=== INPUT FOR THIS TASK ===

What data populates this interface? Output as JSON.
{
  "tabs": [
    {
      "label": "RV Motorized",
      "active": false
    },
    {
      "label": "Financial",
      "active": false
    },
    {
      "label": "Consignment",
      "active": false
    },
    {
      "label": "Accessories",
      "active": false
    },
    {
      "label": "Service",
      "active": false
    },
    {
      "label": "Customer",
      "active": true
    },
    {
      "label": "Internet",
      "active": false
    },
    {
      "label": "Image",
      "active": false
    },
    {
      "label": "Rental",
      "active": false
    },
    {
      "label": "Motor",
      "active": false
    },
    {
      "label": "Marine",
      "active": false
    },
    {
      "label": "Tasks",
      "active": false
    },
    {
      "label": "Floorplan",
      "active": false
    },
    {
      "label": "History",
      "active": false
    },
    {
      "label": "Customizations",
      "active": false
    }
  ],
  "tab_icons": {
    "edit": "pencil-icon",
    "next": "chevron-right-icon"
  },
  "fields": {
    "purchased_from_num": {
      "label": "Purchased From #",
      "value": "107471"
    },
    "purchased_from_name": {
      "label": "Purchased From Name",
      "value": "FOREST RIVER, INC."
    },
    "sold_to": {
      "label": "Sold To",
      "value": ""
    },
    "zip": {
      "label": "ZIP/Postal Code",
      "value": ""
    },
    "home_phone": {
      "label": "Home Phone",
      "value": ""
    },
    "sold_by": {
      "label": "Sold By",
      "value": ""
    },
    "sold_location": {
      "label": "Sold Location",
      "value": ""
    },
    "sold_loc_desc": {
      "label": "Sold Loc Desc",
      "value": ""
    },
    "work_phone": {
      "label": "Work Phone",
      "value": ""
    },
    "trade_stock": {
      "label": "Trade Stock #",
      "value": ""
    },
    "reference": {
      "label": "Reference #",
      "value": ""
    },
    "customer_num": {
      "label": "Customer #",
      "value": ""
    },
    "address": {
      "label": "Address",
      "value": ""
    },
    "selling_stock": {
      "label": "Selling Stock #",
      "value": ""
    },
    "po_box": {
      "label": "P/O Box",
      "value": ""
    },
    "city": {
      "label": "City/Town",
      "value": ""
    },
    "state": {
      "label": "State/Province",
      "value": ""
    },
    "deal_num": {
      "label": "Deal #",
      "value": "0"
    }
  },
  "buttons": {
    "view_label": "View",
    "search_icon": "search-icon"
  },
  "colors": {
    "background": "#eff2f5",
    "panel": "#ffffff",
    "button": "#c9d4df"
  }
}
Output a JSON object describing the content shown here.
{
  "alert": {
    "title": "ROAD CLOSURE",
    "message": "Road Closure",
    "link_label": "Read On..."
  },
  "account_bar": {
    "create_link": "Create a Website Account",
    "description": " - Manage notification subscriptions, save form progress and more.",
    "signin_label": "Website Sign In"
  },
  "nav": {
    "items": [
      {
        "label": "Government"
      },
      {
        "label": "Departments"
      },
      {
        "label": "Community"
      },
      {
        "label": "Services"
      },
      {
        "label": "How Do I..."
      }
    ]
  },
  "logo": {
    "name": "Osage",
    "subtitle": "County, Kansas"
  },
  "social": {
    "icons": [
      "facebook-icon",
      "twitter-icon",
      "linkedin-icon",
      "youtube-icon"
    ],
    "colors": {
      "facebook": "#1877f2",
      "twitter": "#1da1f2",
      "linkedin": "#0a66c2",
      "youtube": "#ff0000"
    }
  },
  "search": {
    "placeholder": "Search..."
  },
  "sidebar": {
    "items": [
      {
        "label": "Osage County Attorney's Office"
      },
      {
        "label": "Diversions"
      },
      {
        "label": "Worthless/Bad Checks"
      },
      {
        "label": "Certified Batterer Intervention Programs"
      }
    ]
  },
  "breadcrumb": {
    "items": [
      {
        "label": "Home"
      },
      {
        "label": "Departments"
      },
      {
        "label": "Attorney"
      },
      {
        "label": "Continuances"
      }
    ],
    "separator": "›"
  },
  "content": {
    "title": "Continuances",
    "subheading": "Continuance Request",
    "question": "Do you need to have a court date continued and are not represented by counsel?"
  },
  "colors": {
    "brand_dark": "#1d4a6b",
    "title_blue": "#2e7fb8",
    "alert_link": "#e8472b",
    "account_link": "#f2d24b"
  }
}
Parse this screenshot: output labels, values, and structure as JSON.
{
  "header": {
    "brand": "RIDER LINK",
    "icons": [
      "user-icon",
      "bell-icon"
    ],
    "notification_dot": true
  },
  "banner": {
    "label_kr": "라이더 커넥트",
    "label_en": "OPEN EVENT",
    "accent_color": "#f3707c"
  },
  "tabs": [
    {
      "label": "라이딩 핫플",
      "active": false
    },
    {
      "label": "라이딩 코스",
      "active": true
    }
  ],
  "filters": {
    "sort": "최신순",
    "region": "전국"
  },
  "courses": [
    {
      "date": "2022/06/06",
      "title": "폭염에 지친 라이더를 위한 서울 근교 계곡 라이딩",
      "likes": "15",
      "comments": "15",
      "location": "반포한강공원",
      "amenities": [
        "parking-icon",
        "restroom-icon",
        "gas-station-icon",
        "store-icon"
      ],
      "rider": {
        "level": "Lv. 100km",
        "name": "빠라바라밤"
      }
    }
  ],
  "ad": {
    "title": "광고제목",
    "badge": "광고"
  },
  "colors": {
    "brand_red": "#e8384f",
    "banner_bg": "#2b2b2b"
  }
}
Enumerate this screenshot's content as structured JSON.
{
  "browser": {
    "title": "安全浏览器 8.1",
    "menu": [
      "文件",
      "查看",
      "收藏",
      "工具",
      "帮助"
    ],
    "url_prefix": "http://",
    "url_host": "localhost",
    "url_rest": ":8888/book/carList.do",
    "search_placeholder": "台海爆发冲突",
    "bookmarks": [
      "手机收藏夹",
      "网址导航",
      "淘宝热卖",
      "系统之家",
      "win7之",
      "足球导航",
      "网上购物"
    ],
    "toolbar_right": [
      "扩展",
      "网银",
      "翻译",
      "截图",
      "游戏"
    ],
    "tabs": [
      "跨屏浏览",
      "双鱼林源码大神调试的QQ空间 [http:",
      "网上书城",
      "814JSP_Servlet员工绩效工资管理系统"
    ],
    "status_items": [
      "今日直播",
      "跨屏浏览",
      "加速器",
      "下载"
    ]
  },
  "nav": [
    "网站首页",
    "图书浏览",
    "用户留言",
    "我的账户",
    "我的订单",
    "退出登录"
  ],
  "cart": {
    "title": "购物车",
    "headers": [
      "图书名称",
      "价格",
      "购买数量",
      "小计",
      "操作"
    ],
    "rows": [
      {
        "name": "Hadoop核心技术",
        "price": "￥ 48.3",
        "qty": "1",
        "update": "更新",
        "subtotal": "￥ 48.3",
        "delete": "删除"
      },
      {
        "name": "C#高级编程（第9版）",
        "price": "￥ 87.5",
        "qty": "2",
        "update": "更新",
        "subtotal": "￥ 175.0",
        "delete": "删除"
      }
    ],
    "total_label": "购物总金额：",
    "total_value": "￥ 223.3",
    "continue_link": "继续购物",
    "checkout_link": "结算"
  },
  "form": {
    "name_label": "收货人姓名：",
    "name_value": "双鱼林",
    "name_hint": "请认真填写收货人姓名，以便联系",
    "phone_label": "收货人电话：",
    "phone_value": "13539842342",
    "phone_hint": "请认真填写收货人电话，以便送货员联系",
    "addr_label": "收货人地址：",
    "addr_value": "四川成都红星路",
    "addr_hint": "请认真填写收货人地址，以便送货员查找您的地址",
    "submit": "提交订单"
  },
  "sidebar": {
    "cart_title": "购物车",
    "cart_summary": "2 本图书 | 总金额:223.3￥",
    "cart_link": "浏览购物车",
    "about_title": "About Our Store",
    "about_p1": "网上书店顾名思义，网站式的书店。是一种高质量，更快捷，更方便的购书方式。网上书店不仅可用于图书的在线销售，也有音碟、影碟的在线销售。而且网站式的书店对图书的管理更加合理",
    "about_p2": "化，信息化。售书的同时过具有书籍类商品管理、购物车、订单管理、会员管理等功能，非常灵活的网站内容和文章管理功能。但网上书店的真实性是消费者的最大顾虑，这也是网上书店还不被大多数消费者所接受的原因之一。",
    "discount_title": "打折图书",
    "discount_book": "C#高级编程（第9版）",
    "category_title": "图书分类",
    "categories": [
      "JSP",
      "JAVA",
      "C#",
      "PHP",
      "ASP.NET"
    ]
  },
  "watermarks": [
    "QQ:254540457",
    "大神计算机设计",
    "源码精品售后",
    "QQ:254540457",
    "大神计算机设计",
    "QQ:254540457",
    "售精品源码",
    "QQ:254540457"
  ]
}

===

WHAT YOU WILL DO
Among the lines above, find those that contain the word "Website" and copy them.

ANSWER AREA
    "create_link": "Create a Website Account",
    "signin_label": "Website Sign In"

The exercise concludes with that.